Records excerpted from a collection
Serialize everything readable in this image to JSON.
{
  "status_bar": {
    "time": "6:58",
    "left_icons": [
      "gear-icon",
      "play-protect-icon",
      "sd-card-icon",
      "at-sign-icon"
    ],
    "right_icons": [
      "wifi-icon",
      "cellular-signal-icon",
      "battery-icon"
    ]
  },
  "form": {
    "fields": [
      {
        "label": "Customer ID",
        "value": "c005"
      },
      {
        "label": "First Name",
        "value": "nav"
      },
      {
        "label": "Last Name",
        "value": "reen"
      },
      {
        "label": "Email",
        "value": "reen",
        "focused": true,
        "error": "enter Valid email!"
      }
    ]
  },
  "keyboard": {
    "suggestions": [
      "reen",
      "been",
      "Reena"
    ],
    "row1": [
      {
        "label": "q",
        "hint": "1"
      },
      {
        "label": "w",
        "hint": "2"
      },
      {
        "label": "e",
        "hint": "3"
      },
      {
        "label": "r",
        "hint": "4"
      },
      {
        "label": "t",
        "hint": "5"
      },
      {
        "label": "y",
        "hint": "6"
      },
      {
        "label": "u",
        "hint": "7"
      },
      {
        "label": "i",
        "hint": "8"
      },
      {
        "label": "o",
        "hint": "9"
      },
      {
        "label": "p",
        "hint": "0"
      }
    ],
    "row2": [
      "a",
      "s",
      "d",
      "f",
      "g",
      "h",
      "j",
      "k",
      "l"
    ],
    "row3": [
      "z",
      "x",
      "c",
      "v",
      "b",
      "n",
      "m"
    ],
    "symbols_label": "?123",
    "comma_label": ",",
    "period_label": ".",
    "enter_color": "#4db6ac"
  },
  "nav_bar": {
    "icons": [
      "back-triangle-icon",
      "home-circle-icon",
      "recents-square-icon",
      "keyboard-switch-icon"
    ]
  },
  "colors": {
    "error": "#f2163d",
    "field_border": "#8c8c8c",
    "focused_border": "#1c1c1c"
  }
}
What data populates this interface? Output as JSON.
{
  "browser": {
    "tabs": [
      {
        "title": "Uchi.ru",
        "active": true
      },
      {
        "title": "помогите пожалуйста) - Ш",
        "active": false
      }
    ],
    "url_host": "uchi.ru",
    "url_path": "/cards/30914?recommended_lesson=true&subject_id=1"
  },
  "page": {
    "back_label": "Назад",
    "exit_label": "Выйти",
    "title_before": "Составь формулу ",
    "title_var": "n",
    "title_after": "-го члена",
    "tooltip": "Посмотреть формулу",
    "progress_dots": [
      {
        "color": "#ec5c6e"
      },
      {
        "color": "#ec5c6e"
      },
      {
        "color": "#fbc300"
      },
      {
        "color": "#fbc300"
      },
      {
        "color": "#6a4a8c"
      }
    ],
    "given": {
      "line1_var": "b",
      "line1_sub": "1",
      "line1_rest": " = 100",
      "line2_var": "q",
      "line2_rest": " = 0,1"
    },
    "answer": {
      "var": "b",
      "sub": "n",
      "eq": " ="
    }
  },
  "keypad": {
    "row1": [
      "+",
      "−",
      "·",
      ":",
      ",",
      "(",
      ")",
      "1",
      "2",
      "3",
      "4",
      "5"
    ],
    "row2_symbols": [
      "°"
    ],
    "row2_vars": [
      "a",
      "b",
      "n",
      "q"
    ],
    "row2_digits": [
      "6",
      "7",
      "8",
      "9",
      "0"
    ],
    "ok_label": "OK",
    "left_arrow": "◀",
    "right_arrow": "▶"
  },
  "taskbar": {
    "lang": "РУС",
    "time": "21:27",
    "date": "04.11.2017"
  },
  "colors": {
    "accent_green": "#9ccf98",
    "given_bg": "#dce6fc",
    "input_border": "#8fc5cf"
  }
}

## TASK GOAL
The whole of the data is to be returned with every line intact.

## RESPONSE TO THIS TASK
Serialize everything readable in this image to JSON.
{
  "status_bar": {
    "time": "6:58",
    "left_icons": [
      "gear-icon",
      "play-protect-icon",
      "sd-card-icon",
      "at-sign-icon"
    ],
    "right_icons": [
      "wifi-icon",
      "cellular-signal-icon",
      "battery-icon"
    ]
  },
  "form": {
    "fields": [
      {
        "label": "Customer ID",
        "value": "c005"
      },
      {
        "label": "First Name",
        "value": "nav"
      },
      {
        "label": "Last Name",
        "value": "reen"
      },
      {
        "label": "Email",
        "value": "reen",
        "focused": true,
        "error": "enter Valid email!"
      }
    ]
  },
  "keyboard": {
    "suggestions": [
      "reen",
      "been",
      "Reena"
    ],
    "row1": [
      {
        "label": "q",
        "hint": "1"
      },
      {
        "label": "w",
        "hint": "2"
      },
      {
        "label": "e",
        "hint": "3"
      },
      {
        "label": "r",
        "hint": "4"
      },
      {
        "label": "t",
        "hint": "5"
      },
      {
        "label": "y",
        "hint": "6"
      },
      {
        "label": "u",
        "hint": "7"
      },
      {
        "label": "i",
        "hint": "8"
      },
      {
        "label": "o",
        "hint": "9"
      },
      {
        "label": "p",
        "hint": "0"
      }
    ],
    "row2": [
      "a",
      "s",
      "d",
      "f",
      "g",
      "h",
      "j",
      "k",
      "l"
    ],
    "row3": [
      "z",
      "x",
      "c",
      "v",
      "b",
      "n",
      "m"
    ],
    "symbols_label": "?123",
    "comma_label": ",",
    "period_label": ".",
    "enter_color": "#4db6ac"
  },
  "nav_bar": {
    "icons": [
      "back-triangle-icon",
      "home-circle-icon",
      "recents-square-icon",
      "keyboard-switch-icon"
    ]
  },
  "colors": {
    "error": "#f2163d",
    "field_border": "#8c8c8c",
    "focused_border": "#1c1c1c"
  }
}
What data populates this interface? Output as JSON.
{
  "browser": {
    "tabs": [
      {
        "title": "Uchi.ru",
        "active": true
      },
      {
        "title": "помогите пожалуйста) - Ш",
        "active": false
      }
    ],
    "url_host": "uchi.ru",
    "url_path": "/cards/30914?recommended_lesson=true&subject_id=1"
  },
  "page": {
    "back_label": "Назад",
    "exit_label": "Выйти",
    "title_before": "Составь формулу ",
    "title_var": "n",
    "title_after": "-го члена",
    "tooltip": "Посмотреть формулу",
    "progress_dots": [
      {
        "color": "#ec5c6e"
      },
      {
        "color": "#ec5c6e"
      },
      {
        "color": "#fbc300"
      },
      {
        "color": "#fbc300"
      },
      {
        "color": "#6a4a8c"
      }
    ],
    "given": {
      "line1_var": "b",
      "line1_sub": "1",
      "line1_rest": " = 100",
      "line2_var": "q",
      "line2_rest": " = 0,1"
    },
    "answer": {
      "var": "b",
      "sub": "n",
      "eq": " ="
    }
  },
  "keypad": {
    "row1": [
      "+",
      "−",
      "·",
      ":",
      ",",
      "(",
      ")",
      "1",
      "2",
      "3",
      "4",
      "5"
    ],
    "row2_symbols": [
      "°"
    ],
    "row2_vars": [
      "a",
      "b",
      "n",
      "q"
    ],
    "row2_digits": [
      "6",
      "7",
      "8",
      "9",
      "0"
    ],
    "ok_label": "OK",
    "left_arrow": "◀",
    "right_arrow": "▶"
  },
  "taskbar": {
    "lang": "РУС",
    "time": "21:27",
    "date": "04.11.2017"
  },
  "colors": {
    "accent_green": "#9ccf98",
    "given_bg": "#dce6fc",
    "input_border": "#8fc5cf"
  }
}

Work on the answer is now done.